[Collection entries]

:::

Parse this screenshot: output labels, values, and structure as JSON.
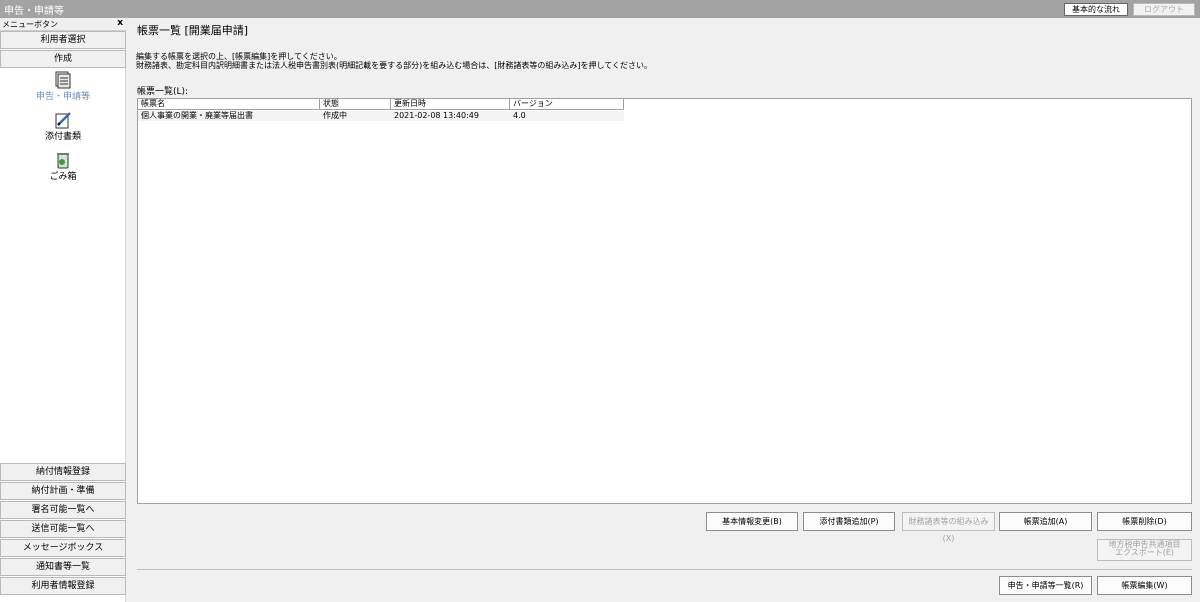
{
  "window": {
    "title": "申告・申請等"
  },
  "header": {
    "flow_button": "基本的な流れ",
    "logout_button": "ログアウト"
  },
  "sidebar": {
    "menu_label": "メニューボタン",
    "close_glyph": "x",
    "top_buttons": [
      "利用者選択",
      "作成"
    ],
    "icons": [
      {
        "label": "申告・申請等",
        "icon": "document-stack-icon"
      },
      {
        "label": "添付書類",
        "icon": "pen-document-icon"
      },
      {
        "label": "ごみ箱",
        "icon": "trash-icon"
      }
    ],
    "bottom_buttons": [
      "納付情報登録",
      "納付計画・準備",
      "署名可能一覧へ",
      "送信可能一覧へ",
      "メッセージボックス",
      "通知書等一覧",
      "利用者情報登録"
    ]
  },
  "main": {
    "title": "帳票一覧 [開業届申請]",
    "instruction_1": "編集する帳票を選択の上、[帳票編集]を押してください。",
    "instruction_2": "財務諸表、勘定科目内訳明細書または法人税申告書別表(明細記載を要する部分)を組み込む場合は、[財務諸表等の組み込み]を押してください。",
    "list_label": "帳票一覧(L):",
    "columns": [
      "帳票名",
      "状態",
      "更新日時",
      "バージョン"
    ],
    "rows": [
      {
        "name": "個人事業の開業・廃業等届出書",
        "status": "作成中",
        "updated": "2021-02-08 13:40:49",
        "version": "4.0"
      }
    ],
    "buttons": {
      "basic_info": "基本情報変更(B)",
      "attach": "添付書類追加(P)",
      "financial": "財務諸表等の組み込み(X)",
      "add": "帳票追加(A)",
      "delete": "帳票削除(D)",
      "export_line1": "地方税申告共通項目",
      "export_line2": "エクスポート(E)",
      "declaration_list": "申告・申請等一覧(R)",
      "edit": "帳票編集(W)"
    }
  }
}
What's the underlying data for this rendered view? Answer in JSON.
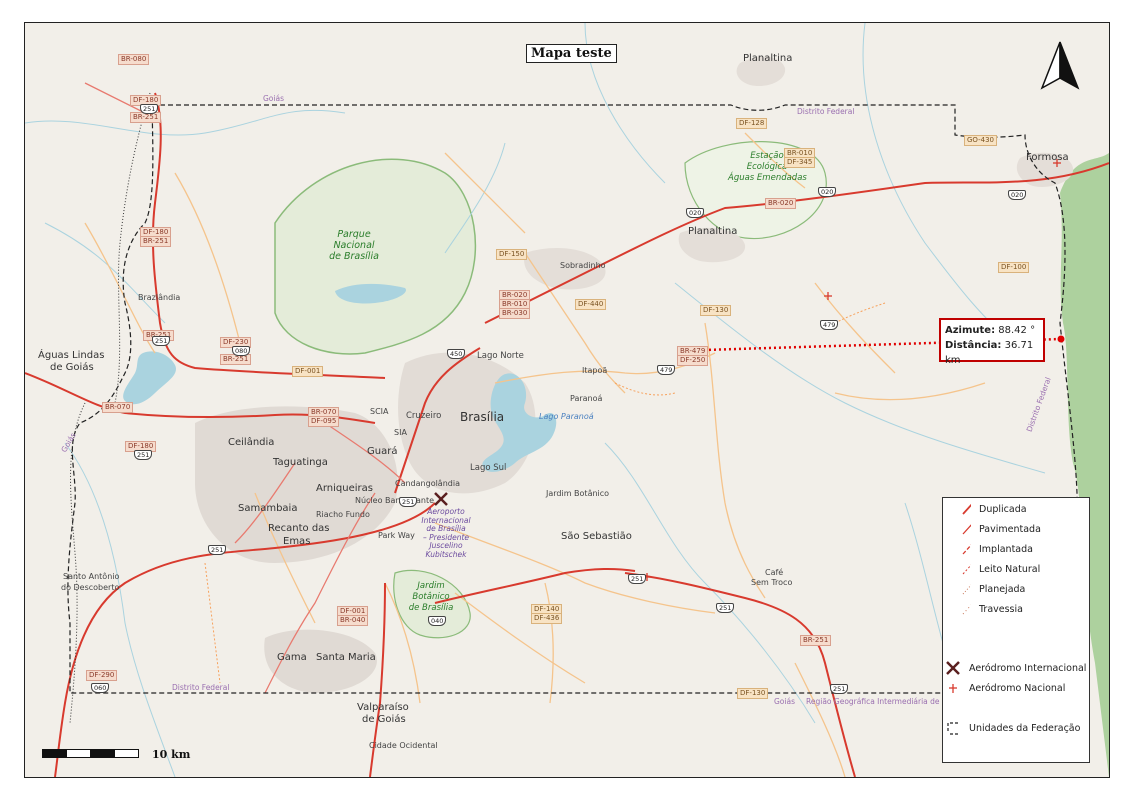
{
  "title": "Mapa teste",
  "scale": {
    "label": "10 km"
  },
  "measurement": {
    "azimuth_label": "Azimute:",
    "azimuth_value": "88.42 °",
    "distance_label": "Distância:",
    "distance_value": "36.71 km"
  },
  "legend": {
    "items": [
      {
        "label": "Duplicada"
      },
      {
        "label": "Pavimentada"
      },
      {
        "label": "Implantada"
      },
      {
        "label": "Leito Natural"
      },
      {
        "label": "Planejada"
      },
      {
        "label": "Travessia"
      }
    ],
    "airports": [
      {
        "label": "Aeródromo Internacional"
      },
      {
        "label": "Aeródromo Nacional"
      }
    ],
    "boundary": {
      "label": "Unidades da Federação"
    }
  },
  "places": {
    "brasilia": "Brasília",
    "planaltina_go": "Planaltina",
    "planaltina_df": "Planaltina",
    "formosa": "Formosa",
    "sobradinho": "Sobradinho",
    "lago_norte": "Lago Norte",
    "lago_sul": "Lago Sul",
    "paranoa": "Paranoá",
    "itapoa": "Itapoã",
    "cruzeiro": "Cruzeiro",
    "scia": "SCIA",
    "sia": "SIA",
    "guara": "Guará",
    "ceilandia": "Ceilândia",
    "taguatinga": "Taguatinga",
    "arniqueiras": "Arniqueiras",
    "candangolandia": "Candangolândia",
    "nucleo_bandeirante": "Núcleo Bandeirante",
    "riacho_fundo": "Riacho Fundo",
    "samambaia": "Samambaia",
    "recanto_line1": "Recanto das",
    "recanto_line2": "Emas",
    "park_way": "Park Way",
    "jardim_botanico": "Jardim Botânico",
    "sao_sebastiao": "São Sebastião",
    "aguas_lindas_line1": "Águas Lindas",
    "aguas_lindas_line2": "de Goiás",
    "brazlandia": "Brazlândia",
    "santo_antonio_line1": "Santo Antônio",
    "santo_antonio_line2": "do Descoberto",
    "gama": "Gama",
    "santa_maria": "Santa Maria",
    "valparaiso_line1": "Valparaíso",
    "valparaiso_line2": "de Goiás",
    "cidade_ocidental": "Cidade Ocidental",
    "cafe_sem_troco_line1": "Café",
    "cafe_sem_troco_line2": "Sem Troco",
    "lago_paranoa": "Lago Paranoá",
    "distrito_federal_north": "Distrito Federal",
    "distrito_federal_south": "Distrito Federal",
    "goias_west": "Goiás",
    "goias_north": "Goiás",
    "goias_south": "Goiás",
    "regiao_geografica": "Região Geográfica Intermediária de Luziânia",
    "distrito_federal_east": "Distrito Federal"
  },
  "parks": {
    "pnb_line1": "Parque",
    "pnb_line2": "Nacional",
    "pnb_line3": "de Brasília",
    "eeae_line1": "Estação",
    "eeae_line2": "Ecológica",
    "eeae_line3": "Águas Emendadas",
    "jbb_line1": "Jardim",
    "jbb_line2": "Botânico",
    "jbb_line3": "de Brasília",
    "airport_line1": "Aeroporto",
    "airport_line2": "Internacional",
    "airport_line3": "de Brasília",
    "airport_line4": "– Presidente",
    "airport_line5": "Juscelino",
    "airport_line6": "Kubitschek"
  },
  "road_labels": {
    "br080": "BR-080",
    "df180_nw": "DF-180",
    "br251_nw": "BR-251",
    "df128": "DF-128",
    "br010": "BR-010",
    "df345": "DF-345",
    "go430": "GO-430",
    "br020_ne": "BR-020",
    "df180_w": "DF-180",
    "br251_w": "BR-251",
    "df150": "DF-150",
    "br020": "BR-020",
    "br010_c": "BR-010",
    "br030": "BR-030",
    "df440": "DF-440",
    "df130": "DF-130",
    "br479": "BR-479",
    "df250": "DF-250",
    "df100": "DF-100",
    "df230": "DF-230",
    "br251_c": "BR-251",
    "br070": "BR-070",
    "df001_w": "DF-001",
    "br070_c": "BR-070",
    "df095": "DF-095",
    "df180_sw": "DF-180",
    "df001_s": "DF-001",
    "br040": "BR-040",
    "df140": "DF-140",
    "df436": "DF-436",
    "df290": "DF-290",
    "df130_s": "DF-130",
    "br251_se": "BR-251",
    "br251_a": "BR-251"
  },
  "shields": [
    "251",
    "251",
    "080",
    "450",
    "479",
    "479",
    "251",
    "251",
    "251",
    "040",
    "251",
    "251",
    "060",
    "020",
    "020",
    "020",
    "251"
  ]
}
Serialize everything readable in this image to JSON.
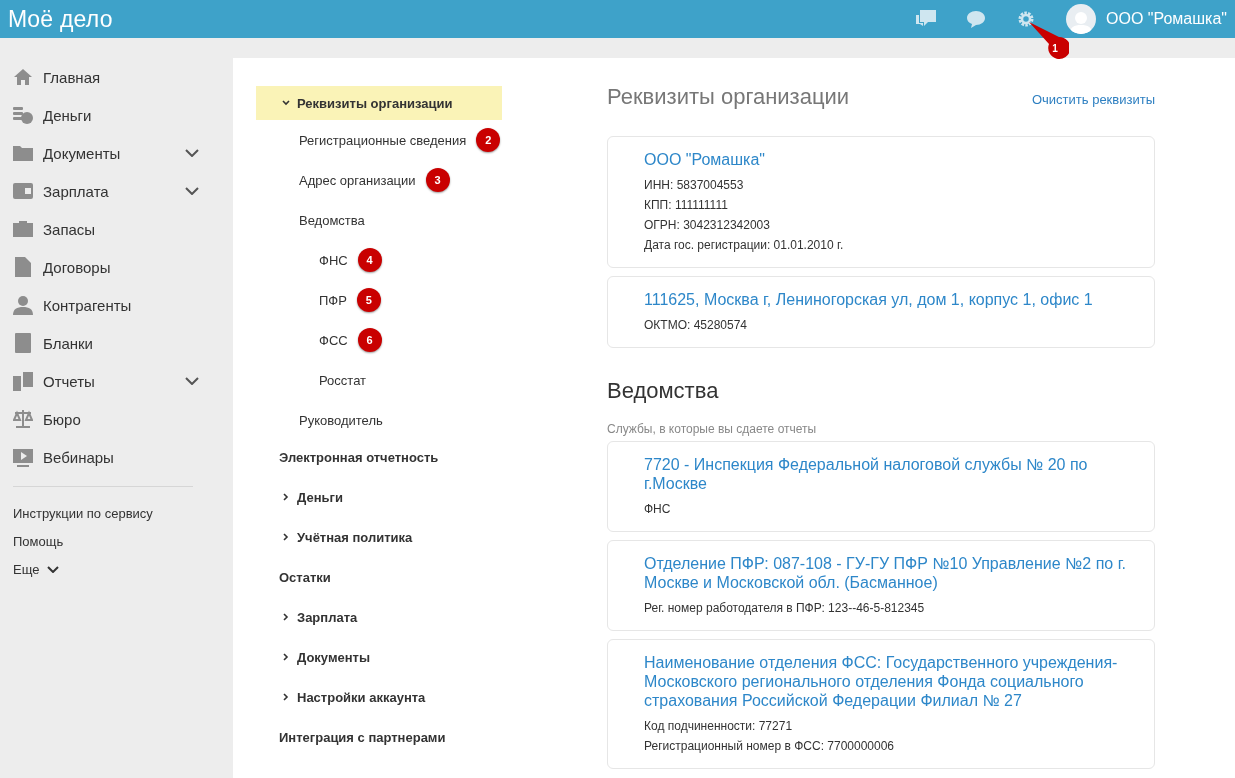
{
  "header": {
    "logo": "Moё дело",
    "company": "ООО \"Ромашка\"",
    "settings_badge": "1"
  },
  "sidebar": {
    "items": [
      {
        "label": "Главная",
        "kind": "link"
      },
      {
        "label": "Деньги",
        "kind": "link"
      },
      {
        "label": "Документы",
        "kind": "menu"
      },
      {
        "label": "Зарплата",
        "kind": "menu"
      },
      {
        "label": "Запасы",
        "kind": "link"
      },
      {
        "label": "Договоры",
        "kind": "link"
      },
      {
        "label": "Контрагенты",
        "kind": "link"
      },
      {
        "label": "Бланки",
        "kind": "link"
      },
      {
        "label": "Отчеты",
        "kind": "menu"
      },
      {
        "label": "Бюро",
        "kind": "link"
      },
      {
        "label": "Вебинары",
        "kind": "link"
      }
    ],
    "footer_links": [
      {
        "label": "Инструкции по сервису",
        "kind": "link"
      },
      {
        "label": "Помощь",
        "kind": "link"
      },
      {
        "label": "Еще",
        "kind": "menu"
      }
    ]
  },
  "settings_nav": [
    {
      "label": "Реквизиты организации",
      "kind": "folder",
      "expanded": true,
      "selected": true,
      "children": [
        {
          "label": "Регистрационные сведения",
          "badge": "2"
        },
        {
          "label": "Адрес организации",
          "badge": "3"
        },
        {
          "label": "Ведомства",
          "children": [
            {
              "label": "ФНС",
              "badge": "4"
            },
            {
              "label": "ПФР",
              "badge": "5"
            },
            {
              "label": "ФСС",
              "badge": "6"
            },
            {
              "label": "Росстат"
            }
          ]
        },
        {
          "label": "Руководитель"
        }
      ]
    },
    {
      "label": "Электронная отчетность",
      "kind": "section",
      "selected": false
    },
    {
      "label": "Деньги",
      "kind": "folder",
      "expanded": false,
      "selected": false
    },
    {
      "label": "Учётная политика",
      "kind": "folder",
      "expanded": false,
      "selected": false
    },
    {
      "label": "Остатки",
      "kind": "section",
      "selected": false
    },
    {
      "label": "Зарплата",
      "kind": "folder",
      "expanded": false,
      "selected": false
    },
    {
      "label": "Документы",
      "kind": "folder",
      "expanded": false,
      "selected": false
    },
    {
      "label": "Настройки аккаунта",
      "kind": "folder",
      "expanded": false,
      "selected": false
    },
    {
      "label": "Интеграция с партнерами",
      "kind": "section",
      "selected": false
    }
  ],
  "content": {
    "title": "Реквизиты организации",
    "clear_link": "Очистить реквизиты",
    "org_cards": [
      {
        "title": "ООО \"Ромашка\"",
        "lines": [
          "ИНН: 5837004553",
          "КПП: 111111111",
          "ОГРН: 3042312342003",
          "Дата гос. регистрации: 01.01.2010 г."
        ]
      },
      {
        "title": "111625, Москва г, Лениногорская ул, дом 1, корпус 1, офис 1",
        "lines": [
          "ОКТМО: 45280574"
        ]
      }
    ],
    "departments_title": "Ведомства",
    "departments_subtitle": "Службы, в которые вы сдаете отчеты",
    "department_cards": [
      {
        "title": "7720 - Инспекция Федеральной налоговой службы № 20 по г.Москве",
        "lines": [
          "ФНС"
        ]
      },
      {
        "title": "Отделение ПФР: 087-108 - ГУ-ГУ ПФР №10 Управление №2 по г. Москве и Московской обл. (Басманное)",
        "lines": [
          "Рег. номер работодателя в ПФР: 123--46-5-812345"
        ]
      },
      {
        "title": "Наименование отделения ФСС: Государственного учреждения-Московского регионального отделения Фонда социального страхования Российской Федерации Филиал № 27",
        "lines": [
          "Код подчиненности: 77271",
          "Регистрационный номер в ФСС: 7700000006"
        ]
      }
    ]
  }
}
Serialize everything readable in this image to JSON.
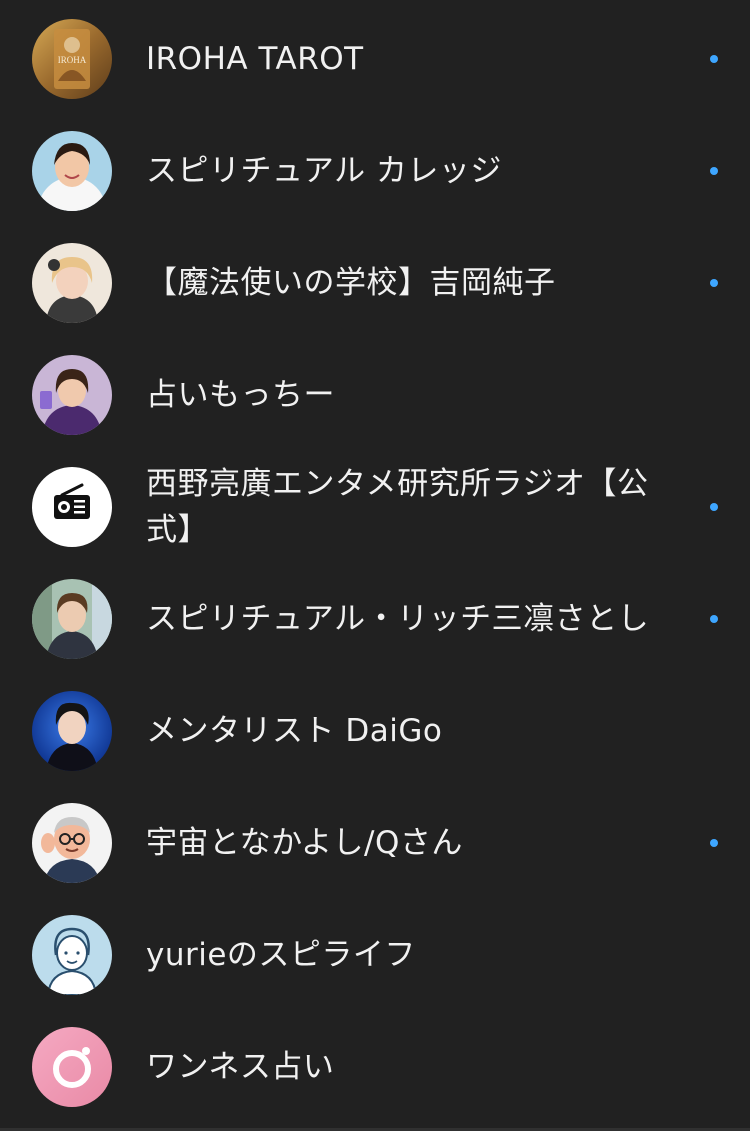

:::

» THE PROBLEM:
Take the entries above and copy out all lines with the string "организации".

» SOLUTION FOR THIS PROBLEM:
      "label": "Реквизиты организации",
          "label": "Адрес организации",
    "title": "Реквизиты организации",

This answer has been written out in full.